That horse becoming pope?

For one.

So for a while now I’ve been rocking one of these little Keybow beauties on my desktop alongside the Accursed Surface Pro or the classroom PC. It’s truly a thing of beauty. And very, very useful.

Currently I’ve got it mapped to automatically display a collection of PowerPoint shows in the classroom. Each of these contains a single slide and range from the Scarfolk “No – for more information please re-read” and “Don’t” posters, Emperor Palpatine hissing “Do it!”, a lovely Buddy Christ with “That sounds very much like a you problem” on it. You know, sympathetic stuff. It’s kinda my own personal QI Elves Klaxon screen. (Actually, that’s a good idea. Note to self, add the klaxon so everyone notices the new picture). And there’s another layer that has a load of Adobe shortcuts mapped to speed up demo’ing things to students.

Downside to it is that it’s a little fiddly to configure, I have to remember that my OneDrive is mapped so on one PC and slightly differently on the accursed Surface Pro so it’s eating up 2 layers of shortcuts… And I’ve got to remember to move it from place to place.

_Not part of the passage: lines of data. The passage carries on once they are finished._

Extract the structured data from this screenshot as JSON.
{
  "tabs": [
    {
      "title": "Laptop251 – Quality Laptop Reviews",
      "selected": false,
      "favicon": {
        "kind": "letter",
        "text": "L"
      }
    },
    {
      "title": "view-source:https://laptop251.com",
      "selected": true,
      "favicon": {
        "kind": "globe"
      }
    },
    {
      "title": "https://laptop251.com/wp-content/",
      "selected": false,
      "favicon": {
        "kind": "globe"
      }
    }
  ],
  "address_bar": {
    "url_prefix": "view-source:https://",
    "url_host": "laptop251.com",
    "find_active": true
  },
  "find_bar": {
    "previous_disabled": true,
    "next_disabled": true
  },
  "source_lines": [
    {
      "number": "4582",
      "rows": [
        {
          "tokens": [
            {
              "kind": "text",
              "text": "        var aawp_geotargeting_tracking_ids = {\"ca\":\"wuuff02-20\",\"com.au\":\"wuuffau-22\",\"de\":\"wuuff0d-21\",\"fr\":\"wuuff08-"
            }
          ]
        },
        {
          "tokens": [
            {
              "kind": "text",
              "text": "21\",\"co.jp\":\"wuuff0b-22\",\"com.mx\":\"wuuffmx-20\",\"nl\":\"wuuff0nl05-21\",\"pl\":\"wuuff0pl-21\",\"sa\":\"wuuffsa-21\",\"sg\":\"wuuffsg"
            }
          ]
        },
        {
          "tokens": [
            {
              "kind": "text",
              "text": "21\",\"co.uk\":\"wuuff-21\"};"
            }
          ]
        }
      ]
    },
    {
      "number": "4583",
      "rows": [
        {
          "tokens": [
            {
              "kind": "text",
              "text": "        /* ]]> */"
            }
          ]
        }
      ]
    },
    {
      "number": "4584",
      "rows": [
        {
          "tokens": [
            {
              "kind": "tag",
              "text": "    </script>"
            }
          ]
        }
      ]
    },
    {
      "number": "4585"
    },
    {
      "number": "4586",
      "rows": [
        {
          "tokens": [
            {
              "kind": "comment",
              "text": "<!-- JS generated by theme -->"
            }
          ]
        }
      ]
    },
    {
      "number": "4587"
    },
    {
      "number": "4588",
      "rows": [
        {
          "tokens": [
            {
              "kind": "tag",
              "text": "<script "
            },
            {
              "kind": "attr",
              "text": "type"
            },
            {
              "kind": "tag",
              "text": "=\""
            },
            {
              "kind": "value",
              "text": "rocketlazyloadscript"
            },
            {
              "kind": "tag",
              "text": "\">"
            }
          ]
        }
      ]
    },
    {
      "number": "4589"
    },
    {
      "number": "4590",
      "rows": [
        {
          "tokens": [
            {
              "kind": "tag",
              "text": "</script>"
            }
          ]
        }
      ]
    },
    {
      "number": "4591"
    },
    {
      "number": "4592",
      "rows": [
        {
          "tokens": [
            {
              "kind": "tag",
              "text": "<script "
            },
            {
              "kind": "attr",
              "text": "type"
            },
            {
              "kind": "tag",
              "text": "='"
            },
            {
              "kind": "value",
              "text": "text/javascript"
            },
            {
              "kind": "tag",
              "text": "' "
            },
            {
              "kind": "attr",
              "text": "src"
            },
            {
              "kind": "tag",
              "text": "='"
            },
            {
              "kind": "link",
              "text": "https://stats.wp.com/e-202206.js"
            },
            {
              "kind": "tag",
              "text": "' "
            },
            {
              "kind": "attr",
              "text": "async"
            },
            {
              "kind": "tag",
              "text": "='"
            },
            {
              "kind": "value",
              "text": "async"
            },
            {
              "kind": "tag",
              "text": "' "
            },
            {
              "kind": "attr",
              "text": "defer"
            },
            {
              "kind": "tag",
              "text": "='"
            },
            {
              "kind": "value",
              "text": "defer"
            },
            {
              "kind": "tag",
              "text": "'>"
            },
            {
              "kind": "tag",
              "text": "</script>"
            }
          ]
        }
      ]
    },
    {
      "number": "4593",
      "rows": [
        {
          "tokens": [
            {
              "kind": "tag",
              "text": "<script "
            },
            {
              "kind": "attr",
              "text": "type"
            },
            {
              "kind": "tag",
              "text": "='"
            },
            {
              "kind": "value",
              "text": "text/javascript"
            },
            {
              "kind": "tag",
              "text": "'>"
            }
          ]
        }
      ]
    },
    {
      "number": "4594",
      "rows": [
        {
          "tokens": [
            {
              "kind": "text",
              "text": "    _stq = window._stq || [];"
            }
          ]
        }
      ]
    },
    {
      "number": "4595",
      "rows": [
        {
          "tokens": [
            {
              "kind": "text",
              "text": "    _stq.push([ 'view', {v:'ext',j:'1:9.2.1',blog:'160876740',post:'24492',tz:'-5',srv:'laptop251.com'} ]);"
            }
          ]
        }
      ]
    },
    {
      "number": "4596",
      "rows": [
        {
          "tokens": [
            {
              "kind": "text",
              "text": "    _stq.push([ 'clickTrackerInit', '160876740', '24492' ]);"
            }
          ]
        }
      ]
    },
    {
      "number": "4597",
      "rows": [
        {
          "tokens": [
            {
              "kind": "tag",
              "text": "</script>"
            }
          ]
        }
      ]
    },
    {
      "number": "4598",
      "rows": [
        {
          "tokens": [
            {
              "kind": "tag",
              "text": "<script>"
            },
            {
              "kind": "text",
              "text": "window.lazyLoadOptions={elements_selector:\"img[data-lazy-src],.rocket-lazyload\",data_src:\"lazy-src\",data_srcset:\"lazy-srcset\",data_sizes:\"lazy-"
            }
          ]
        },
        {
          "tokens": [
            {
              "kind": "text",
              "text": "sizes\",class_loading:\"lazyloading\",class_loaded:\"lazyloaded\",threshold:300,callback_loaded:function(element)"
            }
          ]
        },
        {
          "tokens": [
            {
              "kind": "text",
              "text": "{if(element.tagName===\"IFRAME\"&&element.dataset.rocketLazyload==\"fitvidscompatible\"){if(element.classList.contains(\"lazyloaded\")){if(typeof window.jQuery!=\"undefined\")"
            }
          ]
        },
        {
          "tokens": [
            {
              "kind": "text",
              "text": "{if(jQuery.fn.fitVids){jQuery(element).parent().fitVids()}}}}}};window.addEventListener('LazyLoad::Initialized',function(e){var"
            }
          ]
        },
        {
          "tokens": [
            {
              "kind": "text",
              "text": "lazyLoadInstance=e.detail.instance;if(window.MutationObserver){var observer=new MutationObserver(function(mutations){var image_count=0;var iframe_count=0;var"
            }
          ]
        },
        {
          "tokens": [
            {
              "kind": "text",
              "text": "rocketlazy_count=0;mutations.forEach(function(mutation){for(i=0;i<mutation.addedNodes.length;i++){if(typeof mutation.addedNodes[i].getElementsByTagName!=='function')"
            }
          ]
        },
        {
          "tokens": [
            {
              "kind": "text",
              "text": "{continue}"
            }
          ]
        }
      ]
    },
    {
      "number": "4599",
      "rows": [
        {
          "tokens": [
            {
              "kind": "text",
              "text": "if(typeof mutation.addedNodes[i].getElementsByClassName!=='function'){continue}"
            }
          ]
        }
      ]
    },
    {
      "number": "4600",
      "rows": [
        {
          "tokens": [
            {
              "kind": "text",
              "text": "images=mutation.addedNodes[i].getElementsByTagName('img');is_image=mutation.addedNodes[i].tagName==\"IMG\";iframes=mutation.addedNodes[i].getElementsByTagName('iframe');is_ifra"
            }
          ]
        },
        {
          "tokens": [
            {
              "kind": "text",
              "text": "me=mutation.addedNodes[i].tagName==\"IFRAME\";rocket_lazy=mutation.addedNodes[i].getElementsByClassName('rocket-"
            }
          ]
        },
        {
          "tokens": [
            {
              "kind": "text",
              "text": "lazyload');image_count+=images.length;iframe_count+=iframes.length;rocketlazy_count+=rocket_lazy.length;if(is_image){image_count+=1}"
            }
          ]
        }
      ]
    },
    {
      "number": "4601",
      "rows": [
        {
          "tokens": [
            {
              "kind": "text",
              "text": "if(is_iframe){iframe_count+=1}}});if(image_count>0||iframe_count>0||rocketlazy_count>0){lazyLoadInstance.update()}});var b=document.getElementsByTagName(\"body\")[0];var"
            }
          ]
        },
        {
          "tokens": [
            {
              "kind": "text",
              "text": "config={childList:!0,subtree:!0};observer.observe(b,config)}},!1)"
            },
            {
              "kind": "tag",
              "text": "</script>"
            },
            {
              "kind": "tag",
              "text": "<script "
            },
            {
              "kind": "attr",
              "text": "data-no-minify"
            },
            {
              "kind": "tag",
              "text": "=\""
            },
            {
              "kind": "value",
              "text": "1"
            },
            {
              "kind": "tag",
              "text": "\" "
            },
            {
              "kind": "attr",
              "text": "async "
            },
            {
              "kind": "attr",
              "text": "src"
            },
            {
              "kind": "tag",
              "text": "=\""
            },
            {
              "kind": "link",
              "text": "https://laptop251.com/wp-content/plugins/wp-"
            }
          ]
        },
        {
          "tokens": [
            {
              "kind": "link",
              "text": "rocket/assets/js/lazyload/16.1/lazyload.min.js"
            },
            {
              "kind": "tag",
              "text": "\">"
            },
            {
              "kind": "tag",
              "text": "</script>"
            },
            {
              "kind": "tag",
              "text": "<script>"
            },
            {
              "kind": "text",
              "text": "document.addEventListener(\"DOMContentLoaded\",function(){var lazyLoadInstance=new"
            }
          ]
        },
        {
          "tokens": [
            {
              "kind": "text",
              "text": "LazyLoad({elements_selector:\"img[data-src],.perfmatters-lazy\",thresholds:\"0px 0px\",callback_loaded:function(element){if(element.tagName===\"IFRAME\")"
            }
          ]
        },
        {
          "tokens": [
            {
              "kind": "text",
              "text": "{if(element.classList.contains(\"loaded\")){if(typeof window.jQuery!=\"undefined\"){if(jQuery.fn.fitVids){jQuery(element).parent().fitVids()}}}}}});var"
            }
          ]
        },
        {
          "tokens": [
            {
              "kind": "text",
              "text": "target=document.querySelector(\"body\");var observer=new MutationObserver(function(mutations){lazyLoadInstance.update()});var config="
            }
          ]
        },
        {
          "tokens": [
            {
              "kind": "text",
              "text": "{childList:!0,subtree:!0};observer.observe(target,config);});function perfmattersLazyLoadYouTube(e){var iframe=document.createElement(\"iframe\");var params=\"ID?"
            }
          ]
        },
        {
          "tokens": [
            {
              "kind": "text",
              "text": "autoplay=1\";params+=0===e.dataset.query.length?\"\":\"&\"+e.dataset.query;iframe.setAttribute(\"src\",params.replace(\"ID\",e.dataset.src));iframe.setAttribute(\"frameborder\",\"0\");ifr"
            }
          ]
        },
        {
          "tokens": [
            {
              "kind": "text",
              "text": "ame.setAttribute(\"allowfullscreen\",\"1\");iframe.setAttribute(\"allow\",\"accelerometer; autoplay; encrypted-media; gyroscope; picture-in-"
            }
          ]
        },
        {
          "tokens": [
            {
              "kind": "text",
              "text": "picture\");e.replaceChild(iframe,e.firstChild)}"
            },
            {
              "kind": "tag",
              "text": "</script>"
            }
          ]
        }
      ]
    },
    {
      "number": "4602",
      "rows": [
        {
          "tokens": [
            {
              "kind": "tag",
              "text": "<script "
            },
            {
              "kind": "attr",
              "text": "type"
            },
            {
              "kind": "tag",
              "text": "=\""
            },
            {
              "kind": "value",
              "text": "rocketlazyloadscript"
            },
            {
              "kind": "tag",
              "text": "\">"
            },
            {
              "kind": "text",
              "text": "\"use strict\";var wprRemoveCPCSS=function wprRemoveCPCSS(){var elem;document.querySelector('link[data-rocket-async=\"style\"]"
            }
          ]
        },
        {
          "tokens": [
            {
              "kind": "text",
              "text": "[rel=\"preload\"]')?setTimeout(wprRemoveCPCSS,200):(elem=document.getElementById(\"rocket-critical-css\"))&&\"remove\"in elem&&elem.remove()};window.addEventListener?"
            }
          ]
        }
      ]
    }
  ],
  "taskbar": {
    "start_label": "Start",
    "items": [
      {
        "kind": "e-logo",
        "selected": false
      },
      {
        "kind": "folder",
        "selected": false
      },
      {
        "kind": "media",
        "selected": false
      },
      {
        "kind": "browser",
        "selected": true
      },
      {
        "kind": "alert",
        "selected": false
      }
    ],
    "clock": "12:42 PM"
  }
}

It is, however, still absolutely fantastic and I will get another for home use as and when they go on sale with a reasonable deduction. Unless I can get it to detect which device it is connected to and automatically load the right file… Hmmm… Note to self, see if that’s possible.

The strange thing, though, for today is discovering that Microsoft have made something useful inside Windows 10 and 11. You can remap your keyboard. Obviously the main use for this will be to re-map from Qwerty to Dvorak or Azerty just to annoy co-workers, shuffle some keycaps around on the keyboard, and wait for chaos to ensue when someone else tries to use the machine… But the other use is much more productive.

You need to download the PowerToys – either from GitHub or straight from the Microsoft Store. There’s an exe file on the website but who uses those anymore? Once you’re in there, Keyboard Manager is just one of many toys available – edit your hosts file, keep certain windows always on top, find the mouse… Loads of stuff! Useful stuff. I’m genuinely surprised and pleased to find this!

Go in to remap a key and you can get it to send text, not just single keys. I’m learning Twig templating for HTML at the moment, these two are a pair of the basic things I type a lot – why press three keys when you can press one? Haven’t figured out if it will send enter-presses yet. But this is extremely cool and very useful. Now if there was a way to save keyboard profiles so you could set up a layout for HTML coding, a layout for working with Photoshop, another for heavy-duty Excel work with your favourite formulae tied to these keys, that would be great. And I suspect if I shelled out for keyboard manager software that might do it. But this? This is a great tool and I’m hoping I can get it installed on the Accursed Surface Pro.

The Keybow is fast becoming an essential piece of kit – the shortcuts it stores are stored on the Keybow itself, so as I move from machine to machine I don’t have to reconfigure anything. The Microsoft Keyboard Manager is local to this computer, so that’s where the shortcuts stay. But it’s a damn handy piece of software and just one of many inside those PowerToys.

Leave a Reply

Your email address will not be published. Required fields are marked *